Instructions to follow = An exact copy of the records below is needed, with every picture left out.

Dataset entries =

Start of Block

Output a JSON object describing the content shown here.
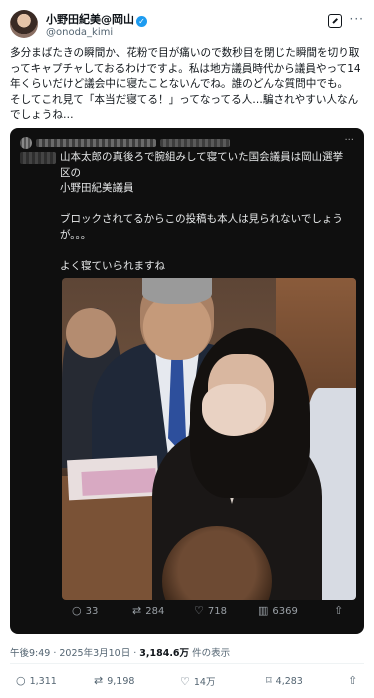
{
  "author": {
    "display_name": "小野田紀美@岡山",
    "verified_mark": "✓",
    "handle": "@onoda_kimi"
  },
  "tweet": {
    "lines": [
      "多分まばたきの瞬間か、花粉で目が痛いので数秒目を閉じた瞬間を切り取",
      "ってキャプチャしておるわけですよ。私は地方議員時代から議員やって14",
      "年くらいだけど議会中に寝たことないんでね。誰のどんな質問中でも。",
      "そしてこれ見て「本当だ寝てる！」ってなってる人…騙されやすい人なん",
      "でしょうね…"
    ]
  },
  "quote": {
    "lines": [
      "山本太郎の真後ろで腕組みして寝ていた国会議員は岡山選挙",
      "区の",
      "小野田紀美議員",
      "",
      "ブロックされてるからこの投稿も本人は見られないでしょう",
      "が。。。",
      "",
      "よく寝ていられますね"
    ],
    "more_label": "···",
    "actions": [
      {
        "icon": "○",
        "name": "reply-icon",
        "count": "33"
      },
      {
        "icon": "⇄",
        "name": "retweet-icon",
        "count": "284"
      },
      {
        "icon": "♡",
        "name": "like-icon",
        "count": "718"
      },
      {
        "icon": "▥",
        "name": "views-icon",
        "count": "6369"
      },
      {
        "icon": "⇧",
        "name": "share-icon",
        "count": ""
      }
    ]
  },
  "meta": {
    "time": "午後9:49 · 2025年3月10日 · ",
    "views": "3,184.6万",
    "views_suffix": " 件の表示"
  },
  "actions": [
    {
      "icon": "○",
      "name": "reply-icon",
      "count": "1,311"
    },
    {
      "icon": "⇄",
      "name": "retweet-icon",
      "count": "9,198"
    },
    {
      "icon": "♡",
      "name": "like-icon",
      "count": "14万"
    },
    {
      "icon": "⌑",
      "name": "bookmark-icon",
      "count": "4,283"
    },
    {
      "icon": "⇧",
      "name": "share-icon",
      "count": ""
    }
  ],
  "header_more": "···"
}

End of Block

Solved problem =
Output a JSON object describing the content shown here.
{
  "author": {
    "display_name": "小野田紀美@岡山",
    "verified_mark": "✓",
    "handle": "@onoda_kimi"
  },
  "tweet": {
    "lines": [
      "多分まばたきの瞬間か、花粉で目が痛いので数秒目を閉じた瞬間を切り取",
      "ってキャプチャしておるわけですよ。私は地方議員時代から議員やって14",
      "年くらいだけど議会中に寝たことないんでね。誰のどんな質問中でも。",
      "そしてこれ見て「本当だ寝てる！」ってなってる人…騙されやすい人なん",
      "でしょうね…"
    ]
  },
  "quote": {
    "lines": [
      "山本太郎の真後ろで腕組みして寝ていた国会議員は岡山選挙",
      "区の",
      "小野田紀美議員",
      "",
      "ブロックされてるからこの投稿も本人は見られないでしょう",
      "が。。。",
      "",
      "よく寝ていられますね"
    ],
    "more_label": "···",
    "actions": [
      {
        "icon": "○",
        "name": "reply-icon",
        "count": "33"
      },
      {
        "icon": "⇄",
        "name": "retweet-icon",
        "count": "284"
      },
      {
        "icon": "♡",
        "name": "like-icon",
        "count": "718"
      },
      {
        "icon": "▥",
        "name": "views-icon",
        "count": "6369"
      },
      {
        "icon": "⇧",
        "name": "share-icon",
        "count": ""
      }
    ]
  },
  "meta": {
    "time": "午後9:49 · 2025年3月10日 · ",
    "views": "3,184.6万",
    "views_suffix": " 件の表示"
  },
  "actions": [
    {
      "icon": "○",
      "name": "reply-icon",
      "count": "1,311"
    },
    {
      "icon": "⇄",
      "name": "retweet-icon",
      "count": "9,198"
    },
    {
      "icon": "♡",
      "name": "like-icon",
      "count": "14万"
    },
    {
      "icon": "⌑",
      "name": "bookmark-icon",
      "count": "4,283"
    },
    {
      "icon": "⇧",
      "name": "share-icon",
      "count": ""
    }
  ],
  "header_more": "···"
}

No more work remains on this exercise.